Idea/Tip Number 12: Ring the bell. If you are the neighbour of a family experiencing Domestic Violence, please take the time to ring their bell when you hear a violent situation happening. You could use the old neighbourly approach of asking to borrow a cup of sugar or some milk as an excuse. If you feel that it could get dangerous, bring another person with you so there will be more than one witness.
Idea/Tip Number 13: Be the back-up. If your mother, sister, daughter, daughter-in-law, niece or cousin is facing Domestic Violence at home and there is a good chance that they will face abuse over the holiday season, let them know that you will be willing to be a witness or to intervene on their behalf while you are around. Also let them know that they are welcome to take refuge in your home should they need somewhere to go.
Idea/Tip Number 14: Be part of the plan. If a victim/survivor approaches you with a plan to escape her abuser during the holiday season, agree to do so and be on standby to help her and bolster her resolve when the time comes to put the plan into action.
Idea/Tip Number 15: Provide some relief. If your know a Domestic Violence victim/survivor who is being kept at home without relief during the holiday season, do a random act of kindness for her: Offer to babysit the children for a few hours while the abuser is out so she can have a breather; Send over some small festive goodies such as cookies, candy or something else traditional with a kind note; Offer to pick up groceries for her on your grocery run.
Idea/Tip Number 16: Check in regularly. If you fear for your friend or family member’s life over the holiday season, call or text her once a day at a random time to see if she is all right. If it’s your neighbour, keep an eye out on the house and your ears pricked for any signs or sounds of violence.
It is important to have a safety kit in case you have to exit a dangerous situation quickly. This kit should be hidden in a safe place and should include emergency numbers, a bag of clothing and toiletries, important documents such as birth certificates and a driver’s license, medication, prescriptions, car keys, house keys, and cash.
Notes to the editor
- Over 1.2 million incidents of domestic violence in the UK each year (Office of National Statistics)
- Every week 2 women are murdered by current or ex-partners (Home Office )
- Approximately 100,000 individuals are currently (2011/2012) at high risk of serious harm or murder as a result of DA (CAADA, 2012).
- Prosecution rates of domestic violence is 6.5% of those originally charged. Watson, 2010; CPS, 2011; CPS 2012.
- In 2010/2011, domestic violence accounted for 18% of all violent incidents reported in England and Wales (Chaplin, Flatley, & Smith, 2011) .
- Approximately 130,000 children are currently (2011/2012) living with DV (CAADA, 2012).
- Domestic violence costs the tax payer an estimated £3.9bn per year (CAADA, 2010; Walby, 2004, 2009).

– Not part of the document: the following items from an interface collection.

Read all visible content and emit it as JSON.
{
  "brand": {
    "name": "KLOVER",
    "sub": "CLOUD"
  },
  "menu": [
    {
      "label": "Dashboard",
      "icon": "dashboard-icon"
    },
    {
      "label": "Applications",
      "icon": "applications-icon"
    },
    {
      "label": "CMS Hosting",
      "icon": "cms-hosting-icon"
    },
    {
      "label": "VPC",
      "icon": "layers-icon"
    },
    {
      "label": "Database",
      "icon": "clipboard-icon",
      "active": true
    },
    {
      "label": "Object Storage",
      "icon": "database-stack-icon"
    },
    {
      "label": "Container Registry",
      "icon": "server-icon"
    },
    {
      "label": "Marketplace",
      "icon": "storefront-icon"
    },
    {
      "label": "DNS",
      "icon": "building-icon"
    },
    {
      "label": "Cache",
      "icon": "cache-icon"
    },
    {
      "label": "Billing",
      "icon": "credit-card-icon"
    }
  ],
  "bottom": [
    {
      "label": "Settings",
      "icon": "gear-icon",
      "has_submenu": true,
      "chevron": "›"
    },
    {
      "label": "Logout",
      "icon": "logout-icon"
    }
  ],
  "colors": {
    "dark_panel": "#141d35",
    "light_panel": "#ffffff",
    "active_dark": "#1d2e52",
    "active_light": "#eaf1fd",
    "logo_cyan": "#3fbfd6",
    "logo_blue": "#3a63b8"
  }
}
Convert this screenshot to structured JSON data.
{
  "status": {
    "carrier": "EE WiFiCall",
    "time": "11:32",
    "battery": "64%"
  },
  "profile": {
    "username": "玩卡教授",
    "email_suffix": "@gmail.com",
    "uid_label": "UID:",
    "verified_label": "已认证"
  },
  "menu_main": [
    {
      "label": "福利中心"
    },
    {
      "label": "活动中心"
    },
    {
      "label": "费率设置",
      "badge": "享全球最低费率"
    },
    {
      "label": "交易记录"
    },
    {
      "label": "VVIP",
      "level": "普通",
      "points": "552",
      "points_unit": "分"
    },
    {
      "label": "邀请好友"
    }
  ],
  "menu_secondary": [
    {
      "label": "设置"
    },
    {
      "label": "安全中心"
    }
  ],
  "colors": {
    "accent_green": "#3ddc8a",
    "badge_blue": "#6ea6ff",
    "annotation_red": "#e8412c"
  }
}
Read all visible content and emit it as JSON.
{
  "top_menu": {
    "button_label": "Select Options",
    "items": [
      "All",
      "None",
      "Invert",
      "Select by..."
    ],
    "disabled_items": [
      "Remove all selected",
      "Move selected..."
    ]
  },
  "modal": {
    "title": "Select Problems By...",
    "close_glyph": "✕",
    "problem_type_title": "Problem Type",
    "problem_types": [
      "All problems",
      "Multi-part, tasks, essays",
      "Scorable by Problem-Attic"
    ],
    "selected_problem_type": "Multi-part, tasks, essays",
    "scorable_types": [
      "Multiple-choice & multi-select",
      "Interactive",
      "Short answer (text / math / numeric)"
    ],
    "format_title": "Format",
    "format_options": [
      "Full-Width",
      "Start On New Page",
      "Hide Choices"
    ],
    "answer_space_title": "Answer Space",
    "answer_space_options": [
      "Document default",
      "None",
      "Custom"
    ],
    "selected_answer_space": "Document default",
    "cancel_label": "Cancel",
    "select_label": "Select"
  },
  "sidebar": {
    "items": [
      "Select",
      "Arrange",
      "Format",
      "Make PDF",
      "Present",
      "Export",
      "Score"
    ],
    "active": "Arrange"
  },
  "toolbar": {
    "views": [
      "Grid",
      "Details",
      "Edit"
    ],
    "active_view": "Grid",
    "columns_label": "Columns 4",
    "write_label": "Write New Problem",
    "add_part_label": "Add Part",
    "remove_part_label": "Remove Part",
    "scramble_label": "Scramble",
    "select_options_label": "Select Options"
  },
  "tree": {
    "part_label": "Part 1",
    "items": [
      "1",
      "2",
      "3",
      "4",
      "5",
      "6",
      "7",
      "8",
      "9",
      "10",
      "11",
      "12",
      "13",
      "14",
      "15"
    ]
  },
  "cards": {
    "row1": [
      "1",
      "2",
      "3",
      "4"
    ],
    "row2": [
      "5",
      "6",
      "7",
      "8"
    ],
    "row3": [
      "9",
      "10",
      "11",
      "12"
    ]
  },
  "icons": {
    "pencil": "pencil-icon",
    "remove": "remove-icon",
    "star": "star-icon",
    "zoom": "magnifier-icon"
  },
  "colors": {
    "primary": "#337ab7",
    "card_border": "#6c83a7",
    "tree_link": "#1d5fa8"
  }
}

- High risk domestic violence makes up nearly £2.4bn of these costs (CAADA, 2010; Walby, 2004, 2009).
- Domestic violence accounts for 10% of emergency calls (Labour Party Freedom of Information requests February 2013).